*** Begin section ***
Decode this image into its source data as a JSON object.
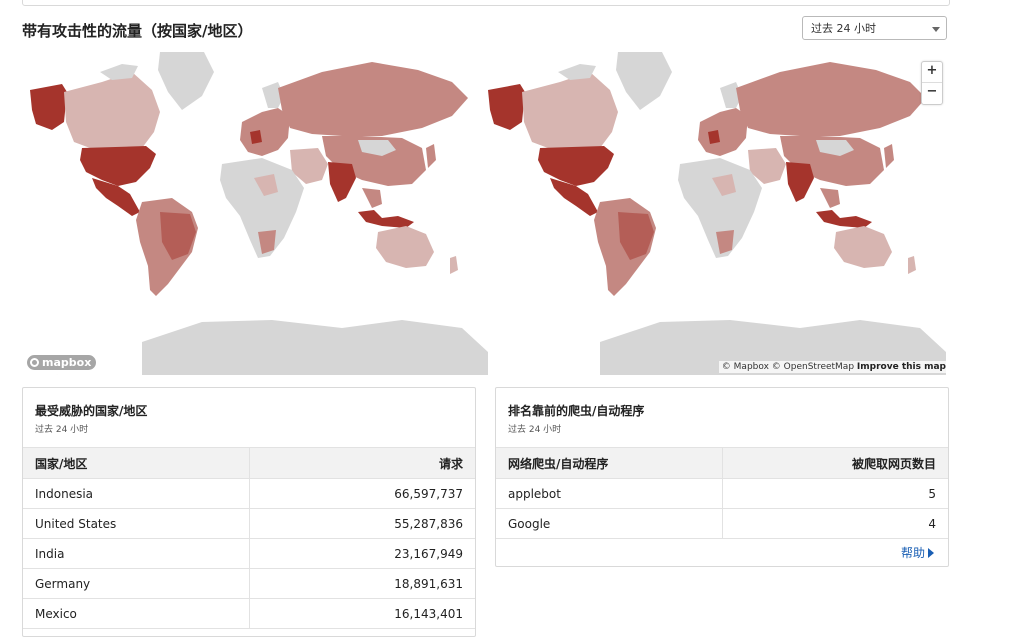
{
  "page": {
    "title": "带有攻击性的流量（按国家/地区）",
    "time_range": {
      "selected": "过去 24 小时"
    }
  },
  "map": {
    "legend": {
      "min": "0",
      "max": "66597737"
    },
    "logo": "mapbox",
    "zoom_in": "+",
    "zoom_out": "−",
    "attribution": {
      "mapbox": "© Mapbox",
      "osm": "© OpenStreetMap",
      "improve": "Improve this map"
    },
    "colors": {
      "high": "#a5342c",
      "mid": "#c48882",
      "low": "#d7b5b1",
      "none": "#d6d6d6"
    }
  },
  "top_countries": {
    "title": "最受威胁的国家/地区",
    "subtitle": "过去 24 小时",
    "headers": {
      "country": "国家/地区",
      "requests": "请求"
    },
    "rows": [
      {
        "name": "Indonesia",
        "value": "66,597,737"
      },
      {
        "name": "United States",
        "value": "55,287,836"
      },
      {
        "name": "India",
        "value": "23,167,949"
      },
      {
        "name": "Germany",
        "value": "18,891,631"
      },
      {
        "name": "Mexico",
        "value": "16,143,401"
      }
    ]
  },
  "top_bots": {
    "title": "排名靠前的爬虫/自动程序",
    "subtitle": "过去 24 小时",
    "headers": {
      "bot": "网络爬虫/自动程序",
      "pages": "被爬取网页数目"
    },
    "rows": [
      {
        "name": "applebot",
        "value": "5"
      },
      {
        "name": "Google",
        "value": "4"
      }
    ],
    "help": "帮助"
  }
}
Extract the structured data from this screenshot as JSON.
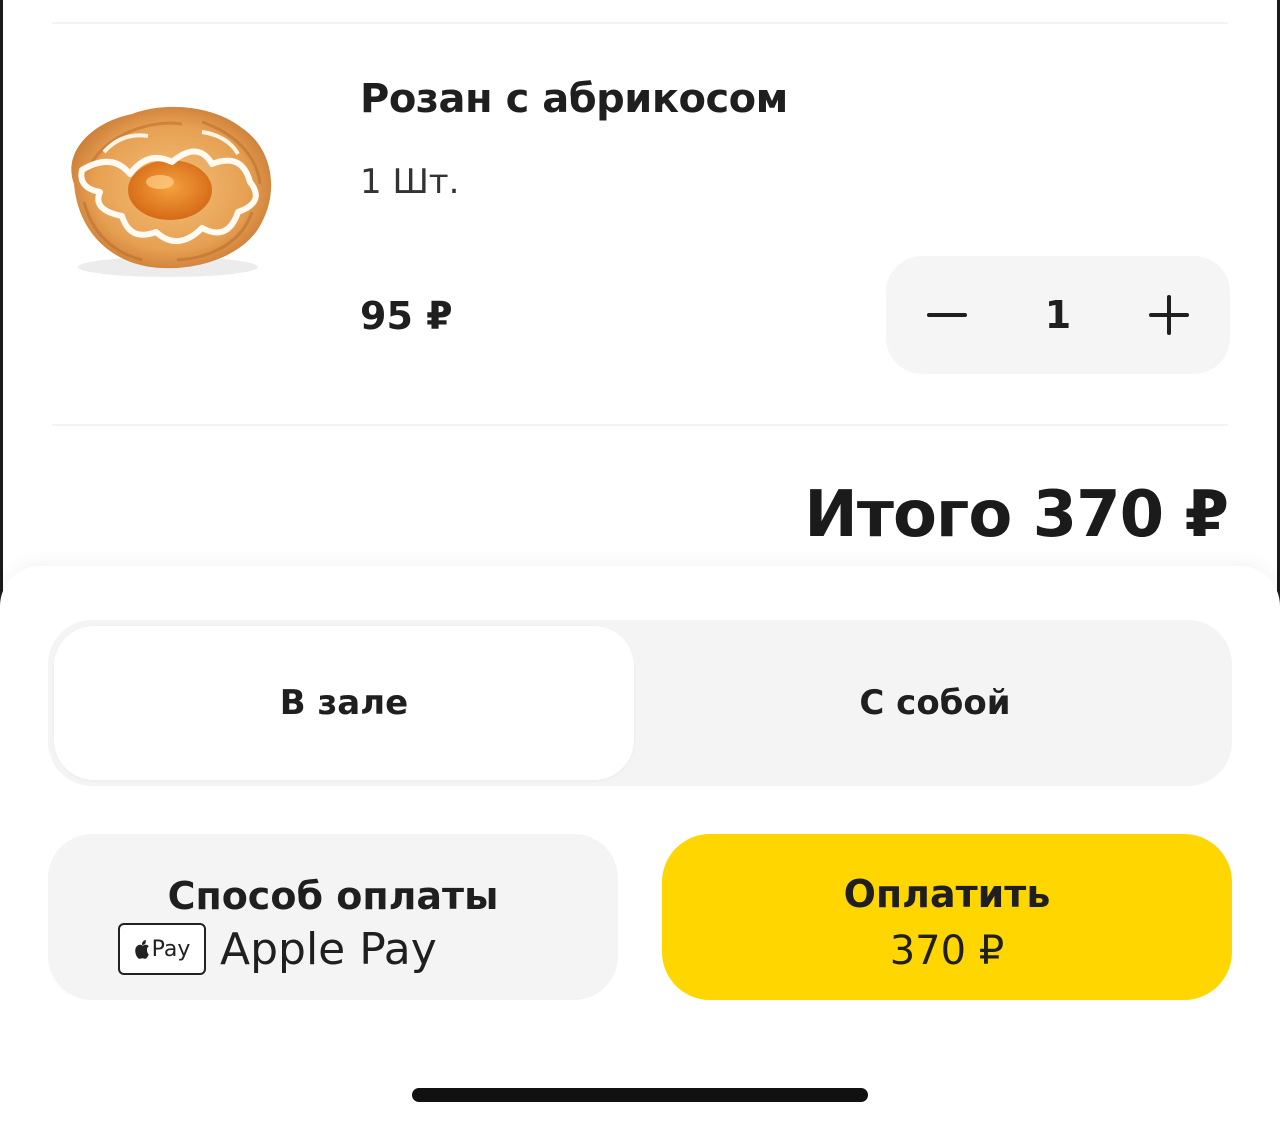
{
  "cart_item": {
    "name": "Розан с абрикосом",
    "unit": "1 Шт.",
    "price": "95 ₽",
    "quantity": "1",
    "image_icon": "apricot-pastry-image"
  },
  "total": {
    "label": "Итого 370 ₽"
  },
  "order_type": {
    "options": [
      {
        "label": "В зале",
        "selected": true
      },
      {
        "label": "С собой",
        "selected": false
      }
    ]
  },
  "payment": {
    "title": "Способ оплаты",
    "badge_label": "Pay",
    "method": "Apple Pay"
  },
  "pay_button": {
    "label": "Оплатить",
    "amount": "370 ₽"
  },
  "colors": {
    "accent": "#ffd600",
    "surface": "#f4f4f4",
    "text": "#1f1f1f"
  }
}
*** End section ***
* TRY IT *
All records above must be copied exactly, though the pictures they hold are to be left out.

* FINISHED TASK *
Decode this image into its source data as a JSON object.
{
  "page": {
    "title": "带有攻击性的流量（按国家/地区）",
    "time_range": {
      "selected": "过去 24 小时"
    }
  },
  "map": {
    "legend": {
      "min": "0",
      "max": "66597737"
    },
    "logo": "mapbox",
    "zoom_in": "+",
    "zoom_out": "−",
    "attribution": {
      "mapbox": "© Mapbox",
      "osm": "© OpenStreetMap",
      "improve": "Improve this map"
    },
    "colors": {
      "high": "#a5342c",
      "mid": "#c48882",
      "low": "#d7b5b1",
      "none": "#d6d6d6"
    }
  },
  "top_countries": {
    "title": "最受威胁的国家/地区",
    "subtitle": "过去 24 小时",
    "headers": {
      "country": "国家/地区",
      "requests": "请求"
    },
    "rows": [
      {
        "name": "Indonesia",
        "value": "66,597,737"
      },
      {
        "name": "United States",
        "value": "55,287,836"
      },
      {
        "name": "India",
        "value": "23,167,949"
      },
      {
        "name": "Germany",
        "value": "18,891,631"
      },
      {
        "name": "Mexico",
        "value": "16,143,401"
      }
    ]
  },
  "top_bots": {
    "title": "排名靠前的爬虫/自动程序",
    "subtitle": "过去 24 小时",
    "headers": {
      "bot": "网络爬虫/自动程序",
      "pages": "被爬取网页数目"
    },
    "rows": [
      {
        "name": "applebot",
        "value": "5"
      },
      {
        "name": "Google",
        "value": "4"
      }
    ],
    "help": "帮助"
  }
}
Extract the structured data from this screenshot as JSON.
{
  "cart_item": {
    "name": "Розан с абрикосом",
    "unit": "1 Шт.",
    "price": "95 ₽",
    "quantity": "1",
    "image_icon": "apricot-pastry-image"
  },
  "total": {
    "label": "Итого 370 ₽"
  },
  "order_type": {
    "options": [
      {
        "label": "В зале",
        "selected": true
      },
      {
        "label": "С собой",
        "selected": false
      }
    ]
  },
  "payment": {
    "title": "Способ оплаты",
    "badge_label": "Pay",
    "method": "Apple Pay"
  },
  "pay_button": {
    "label": "Оплатить",
    "amount": "370 ₽"
  },
  "colors": {
    "accent": "#ffd600",
    "surface": "#f4f4f4",
    "text": "#1f1f1f"
  }
}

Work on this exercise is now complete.